ACTION ITEM » Compute how many lines in the records below contain the string "JSON" and give that number without other output.

INPUT DATA »
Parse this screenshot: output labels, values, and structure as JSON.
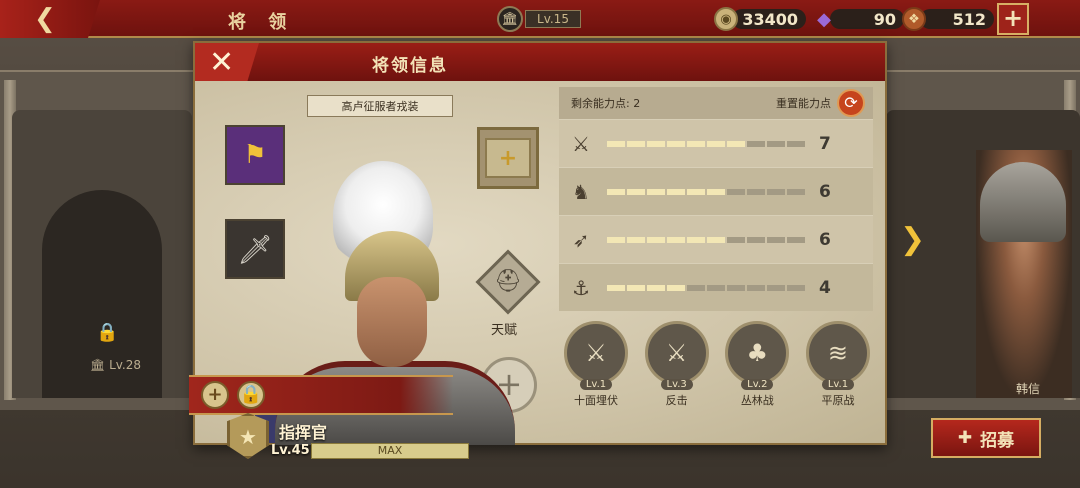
{
  "topbar": {
    "back_icon": "back-arrow-icon",
    "title": "将 领",
    "level": "Lv.15",
    "coins": "33400",
    "gems": "90",
    "food": "512",
    "plus": "+"
  },
  "background": {
    "locked_level": "Lv.28",
    "right_hero_name": "韩信",
    "recruit_label": "招募"
  },
  "panel": {
    "title": "将领信息",
    "close": "✕",
    "outfit_name": "高卢征服者戎装",
    "talent_label": "天赋",
    "rank_name": "指挥官",
    "rank_level": "Lv.45",
    "xp_text": "MAX",
    "stats": {
      "remaining_label": "剩余能力点:",
      "remaining_value": "2",
      "reset_label": "重置能力点",
      "rows": [
        {
          "icon": "sword-icon",
          "value": "7",
          "filled": 7
        },
        {
          "icon": "cavalry-horse-icon",
          "value": "6",
          "filled": 6
        },
        {
          "icon": "bow-icon",
          "value": "6",
          "filled": 6
        },
        {
          "icon": "anchor-icon",
          "value": "4",
          "filled": 4
        }
      ]
    },
    "skills": [
      {
        "icon": "ambush-icon",
        "level": "Lv.1",
        "name": "十面埋伏"
      },
      {
        "icon": "counterattack-icon",
        "level": "Lv.3",
        "name": "反击"
      },
      {
        "icon": "forest-icon",
        "level": "Lv.2",
        "name": "丛林战"
      },
      {
        "icon": "plains-icon",
        "level": "Lv.1",
        "name": "平原战"
      }
    ]
  },
  "colors": {
    "accent_red": "#8a1a14",
    "gold": "#d5ad62",
    "panel_bg": "#c9bea3"
  }
}
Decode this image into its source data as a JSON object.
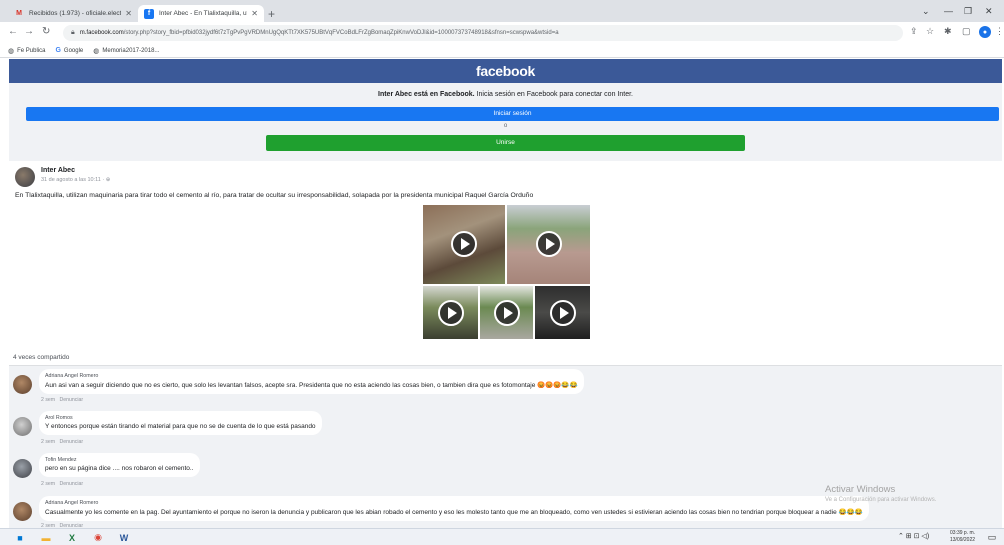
{
  "browser": {
    "tabs": [
      {
        "title": "Recibidos (1.973) - oficiale.elect.",
        "icon": "gmail-icon",
        "active": false
      },
      {
        "title": "Inter Abec - En Tlalixtaquilla, utili.",
        "icon": "facebook-icon",
        "active": true
      }
    ],
    "new_tab_label": "+",
    "url_host": "m.facebook.com",
    "url_path": "/story.php?story_fbid=pfbid032jydf6t7zTgPvPgVRDMnUgQqKTt7XK575UBtVqFVCoBdLFrZgBomaqZpiKnwVoDJl&id=100007373748918&sfnsn=scwspwa&wtsid=a",
    "bookmarks": [
      {
        "label": "Fe Publica",
        "icon": "globe-icon"
      },
      {
        "label": "Google",
        "icon": "google-icon"
      },
      {
        "label": "Memoria2017-2018...",
        "icon": "globe-icon"
      }
    ]
  },
  "facebook": {
    "logo": "facebook",
    "promo_page": "Inter Abec está en Facebook.",
    "promo_rest": " Inicia sesión en Facebook para conectar con Inter.",
    "login_label": "Iniciar sesión",
    "or_label": "o",
    "join_label": "Unirse"
  },
  "post": {
    "author": "Inter Abec",
    "time": "31 de agosto a las 10:11 · ⊕",
    "body": "En Tlalixtaquilla, utilizan maquinaria para tirar todo el cemento al río, para tratar de ocultar su irresponsabilidad, solapada por la presidenta municipal Raquel García Orduño",
    "shares": "4 veces compartido"
  },
  "comments": [
    {
      "name": "Adriana Angel Romero",
      "text": "Aun asi van a seguir diciendo que no es cierto, que solo les levantan falsos, acepte sra. Presidenta que no esta aciendo las cosas bien, o tambien dira que es fotomontaje",
      "emoji": "😡😡😡😂😂",
      "time": "2 sem",
      "report": "Denunciar"
    },
    {
      "name": "Arol Romos",
      "text": "Y entonces porque están tirando el material para que no se de cuenta de lo que está pasando",
      "emoji": "",
      "time": "2 sem",
      "report": "Denunciar"
    },
    {
      "name": "Tofin Mendez",
      "text": "pero en su página dice .... nos robaron el cemento..",
      "emoji": "",
      "time": "2 sem",
      "report": "Denunciar"
    },
    {
      "name": "Adriana Angel Romero",
      "text": "Casualmente yo les comente en la pag. Del ayuntamiento el porque no iseron la denuncia y publicaron que les abian robado el cemento y eso les molesto tanto que me an bloqueado, como ven ustedes si estivieran aciendo las cosas bien no tendrian porque bloquear a nadie",
      "emoji": "😂😂😂",
      "time": "2 sem",
      "report": "Denunciar"
    }
  ],
  "watermark": {
    "title": "Activar Windows",
    "subtitle": "Ve a Configuración para activar Windows."
  },
  "taskbar": {
    "time": "03:39 p. m.",
    "date": "13/09/2022"
  }
}
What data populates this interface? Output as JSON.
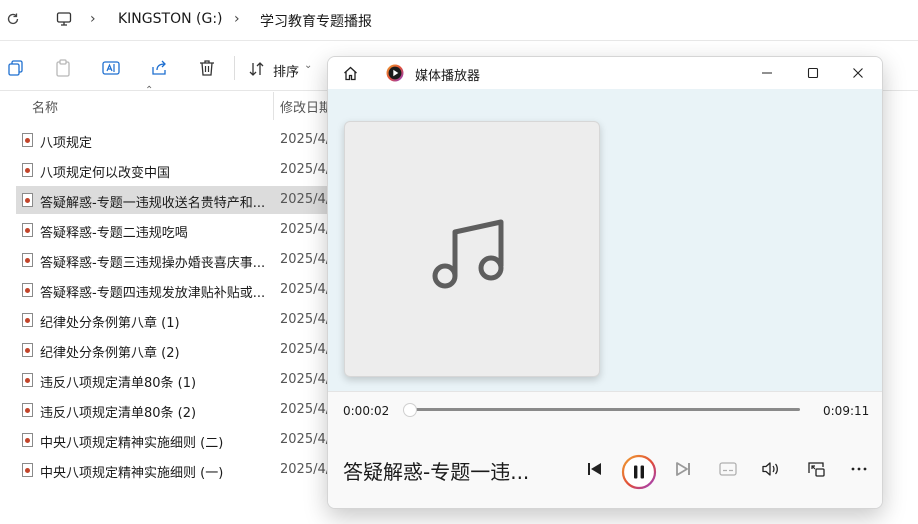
{
  "explorer": {
    "breadcrumb": [
      "KINGSTON (G:)",
      "学习教育专题播报"
    ],
    "toolbar": {
      "sort_label": "排序"
    },
    "columns": {
      "name": "名称",
      "modified": "修改日期"
    },
    "files": [
      {
        "name": "八项规定",
        "date": "2025/4/"
      },
      {
        "name": "八项规定何以改变中国",
        "date": "2025/4/"
      },
      {
        "name": "答疑解惑-专题一违规收送名贵特产和...",
        "date": "2025/4/",
        "selected": true
      },
      {
        "name": "答疑释惑-专题二违规吃喝",
        "date": "2025/4/"
      },
      {
        "name": "答疑释惑-专题三违规操办婚丧喜庆事...",
        "date": "2025/4/"
      },
      {
        "name": "答疑释惑-专题四违规发放津贴补贴或...",
        "date": "2025/4/"
      },
      {
        "name": "纪律处分条例第八章 (1)",
        "date": "2025/4/"
      },
      {
        "name": "纪律处分条例第八章 (2)",
        "date": "2025/4/"
      },
      {
        "name": "违反八项规定清单80条 (1)",
        "date": "2025/4/"
      },
      {
        "name": "违反八项规定清单80条 (2)",
        "date": "2025/4/"
      },
      {
        "name": "中央八项规定精神实施细则 (二)",
        "date": "2025/4/"
      },
      {
        "name": "中央八项规定精神实施细则 (一)",
        "date": "2025/4/"
      }
    ]
  },
  "player": {
    "title": "媒体播放器",
    "elapsed": "0:00:02",
    "duration": "0:09:11",
    "progress": 0.004,
    "now_playing": "答疑解惑-专题一违...",
    "accent": "#c8421b"
  }
}
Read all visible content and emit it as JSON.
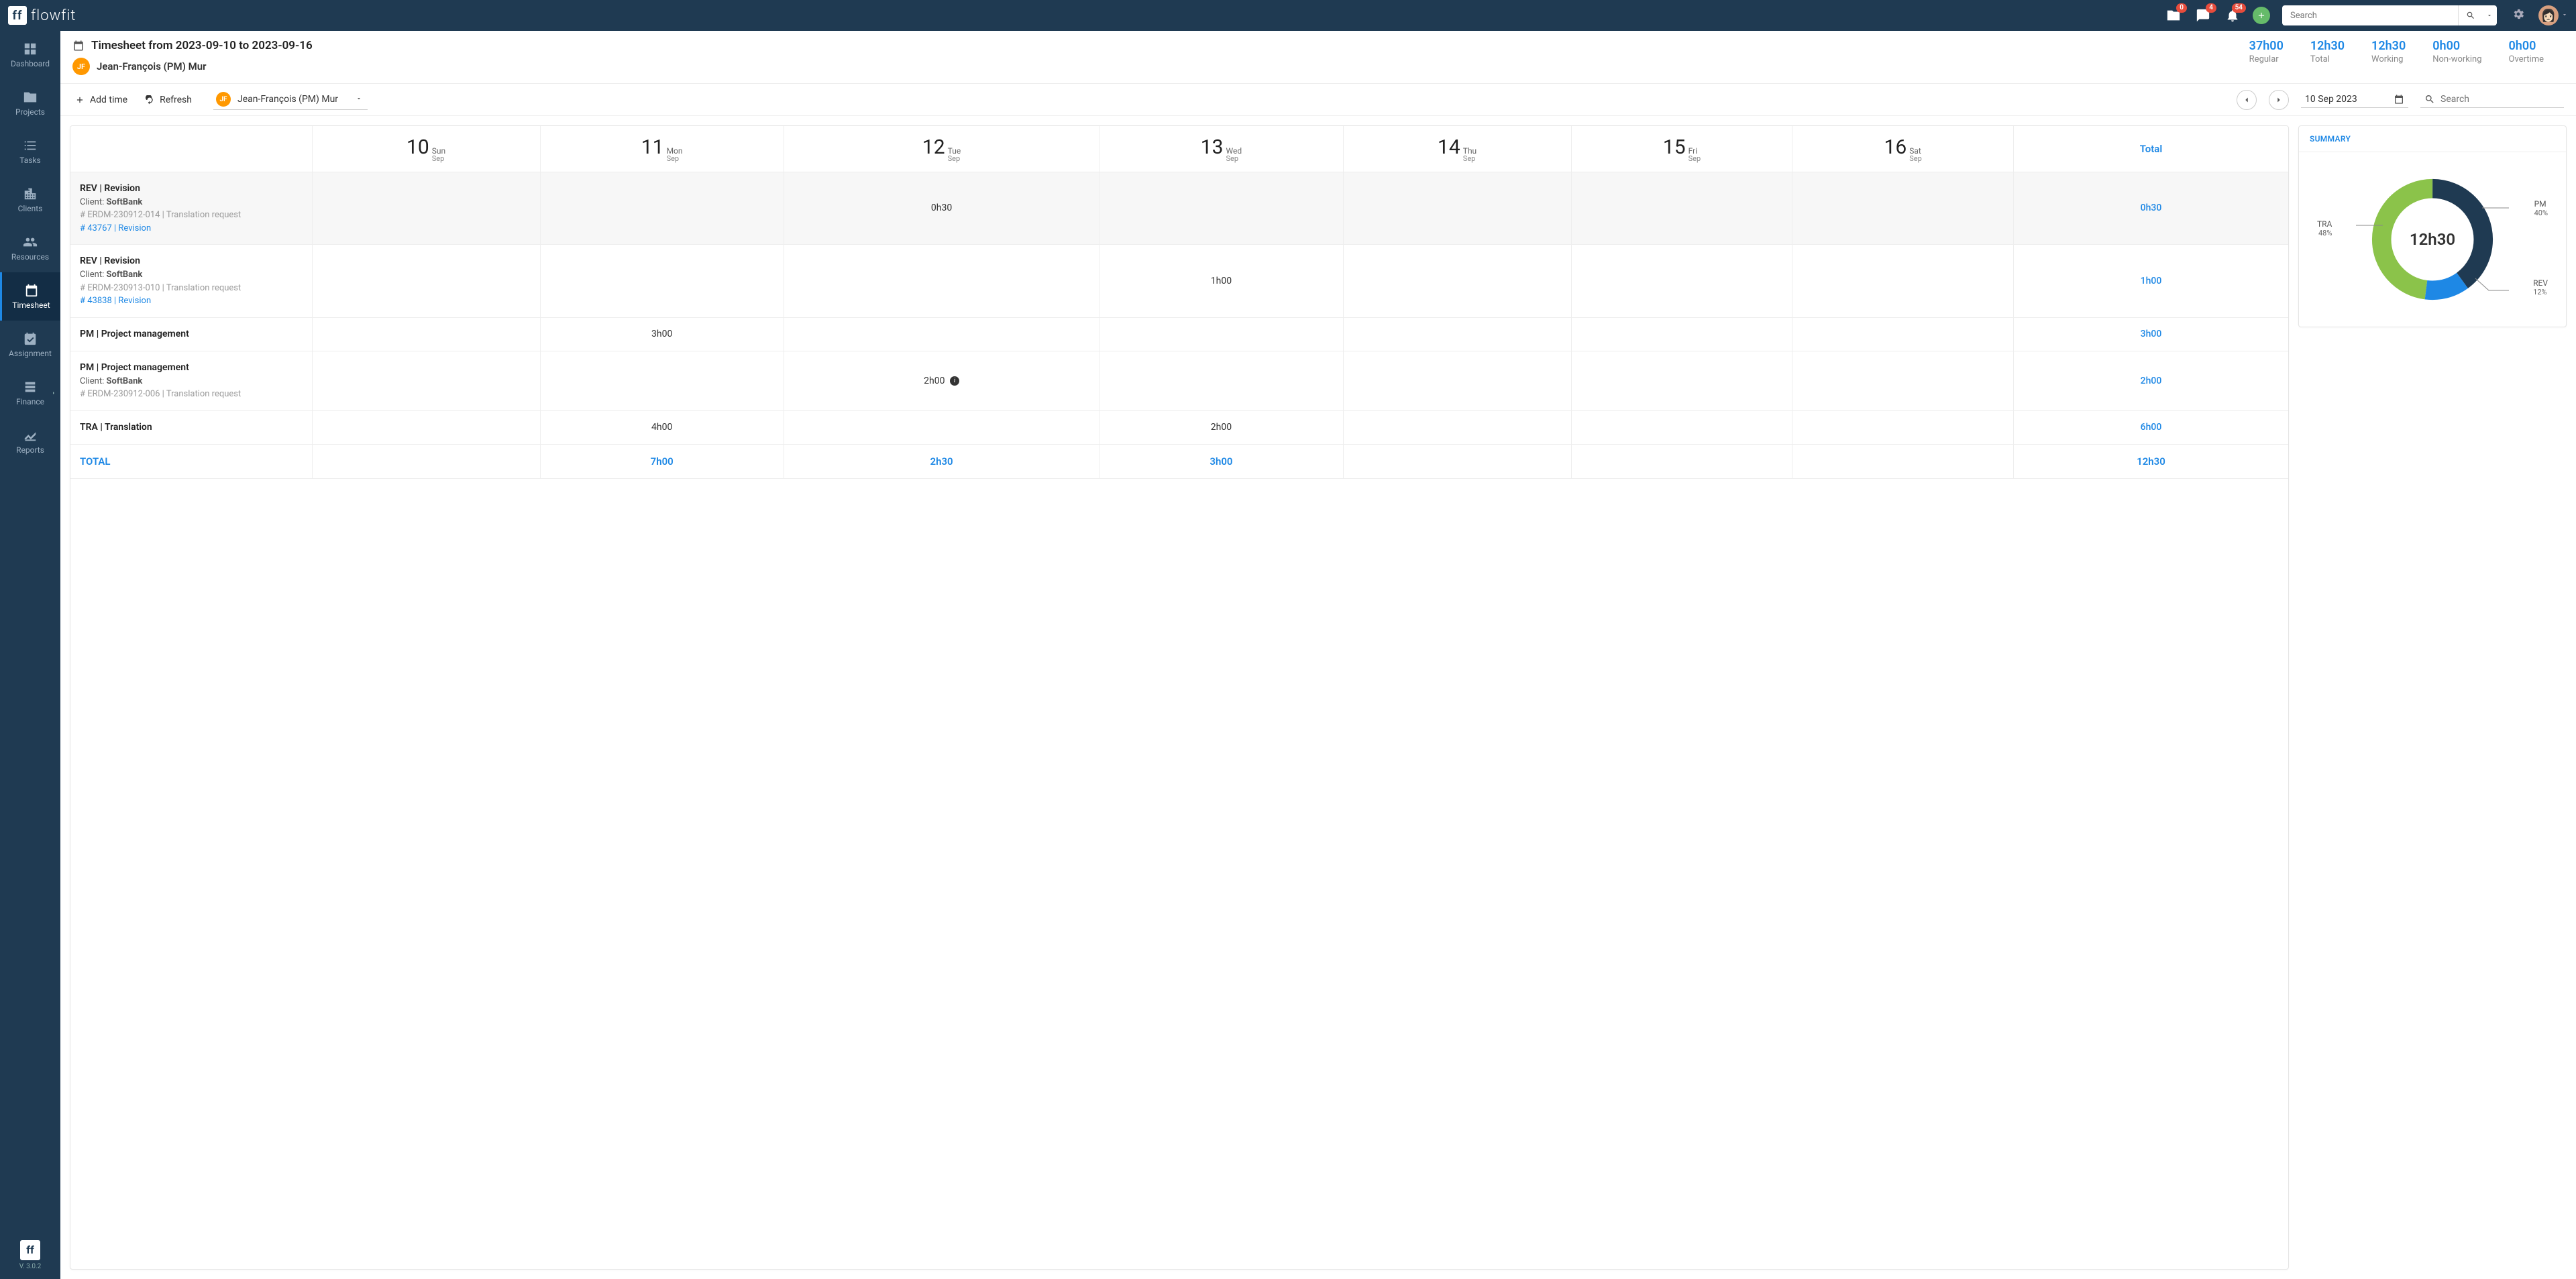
{
  "app": {
    "name": "flowfit",
    "logo_glyph": "ff",
    "version": "V. 3.0.2"
  },
  "topbar": {
    "badge_folder": "0",
    "badge_chat": "4",
    "badge_bell": "54",
    "search_placeholder": "Search"
  },
  "sidebar": {
    "items": [
      {
        "label": "Dashboard"
      },
      {
        "label": "Projects"
      },
      {
        "label": "Tasks"
      },
      {
        "label": "Clients"
      },
      {
        "label": "Resources"
      },
      {
        "label": "Timesheet"
      },
      {
        "label": "Assignment"
      },
      {
        "label": "Finance"
      },
      {
        "label": "Reports"
      }
    ]
  },
  "header": {
    "title": "Timesheet  from 2023-09-10 to 2023-09-16",
    "user_initials": "JF",
    "user_name": "Jean-François (PM) Mur",
    "stats": [
      {
        "value": "37h00",
        "label": "Regular"
      },
      {
        "value": "12h30",
        "label": "Total"
      },
      {
        "value": "12h30",
        "label": "Working"
      },
      {
        "value": "0h00",
        "label": "Non-working"
      },
      {
        "value": "0h00",
        "label": "Overtime"
      }
    ]
  },
  "toolbar": {
    "add_time": "Add time",
    "refresh": "Refresh",
    "selected_user": "Jean-François (PM) Mur",
    "date": "10 Sep 2023",
    "search_placeholder": "Search"
  },
  "table": {
    "total_col_head": "Total",
    "days": [
      {
        "num": "10",
        "dow": "Sun",
        "mon": "Sep"
      },
      {
        "num": "11",
        "dow": "Mon",
        "mon": "Sep"
      },
      {
        "num": "12",
        "dow": "Tue",
        "mon": "Sep"
      },
      {
        "num": "13",
        "dow": "Wed",
        "mon": "Sep"
      },
      {
        "num": "14",
        "dow": "Thu",
        "mon": "Sep"
      },
      {
        "num": "15",
        "dow": "Fri",
        "mon": "Sep"
      },
      {
        "num": "16",
        "dow": "Sat",
        "mon": "Sep"
      }
    ],
    "rows": [
      {
        "title": "REV | Revision",
        "client_label": "Client: ",
        "client": "SoftBank",
        "ref": "# ERDM-230912-014 | Translation request",
        "link": "# 43767 | Revision",
        "cells": [
          "",
          "",
          "0h30",
          "",
          "",
          "",
          ""
        ],
        "total": "0h30",
        "shaded": true,
        "note_idx": -1
      },
      {
        "title": "REV | Revision",
        "client_label": "Client: ",
        "client": "SoftBank",
        "ref": "# ERDM-230913-010 | Translation request",
        "link": "# 43838 | Revision",
        "cells": [
          "",
          "",
          "",
          "1h00",
          "",
          "",
          ""
        ],
        "total": "1h00",
        "shaded": false,
        "note_idx": -1
      },
      {
        "title": "PM | Project management",
        "client_label": "",
        "client": "",
        "ref": "",
        "link": "",
        "cells": [
          "",
          "3h00",
          "",
          "",
          "",
          "",
          ""
        ],
        "total": "3h00",
        "shaded": false,
        "note_idx": -1
      },
      {
        "title": "PM | Project management",
        "client_label": "Client: ",
        "client": "SoftBank",
        "ref": "# ERDM-230912-006 | Translation request",
        "link": "",
        "cells": [
          "",
          "",
          "2h00",
          "",
          "",
          "",
          ""
        ],
        "total": "2h00",
        "shaded": false,
        "note_idx": 2
      },
      {
        "title": "TRA | Translation",
        "client_label": "",
        "client": "",
        "ref": "",
        "link": "",
        "cells": [
          "",
          "4h00",
          "",
          "2h00",
          "",
          "",
          ""
        ],
        "total": "6h00",
        "shaded": false,
        "note_idx": -1
      }
    ],
    "total_row": {
      "label": "TOTAL",
      "cells": [
        "",
        "7h00",
        "2h30",
        "3h00",
        "",
        "",
        ""
      ],
      "total": "12h30"
    }
  },
  "summary": {
    "title": "SUMMARY",
    "center": "12h30",
    "segments": [
      {
        "label": "PM",
        "pct": "40%"
      },
      {
        "label": "REV",
        "pct": "12%"
      },
      {
        "label": "TRA",
        "pct": "48%"
      }
    ]
  },
  "chart_data": {
    "type": "pie",
    "title": "SUMMARY",
    "center_value": "12h30",
    "series": [
      {
        "name": "PM",
        "value": 40,
        "color": "#1f3a52"
      },
      {
        "name": "REV",
        "value": 12,
        "color": "#1e88e5"
      },
      {
        "name": "TRA",
        "value": 48,
        "color": "#8bc34a"
      }
    ],
    "unit": "percent"
  }
}
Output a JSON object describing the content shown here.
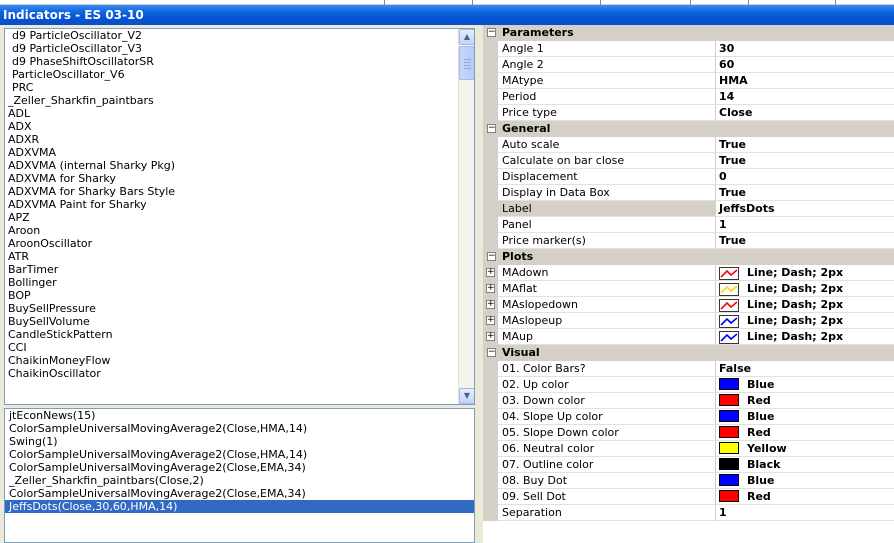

PROBLEM SOLUTION » 5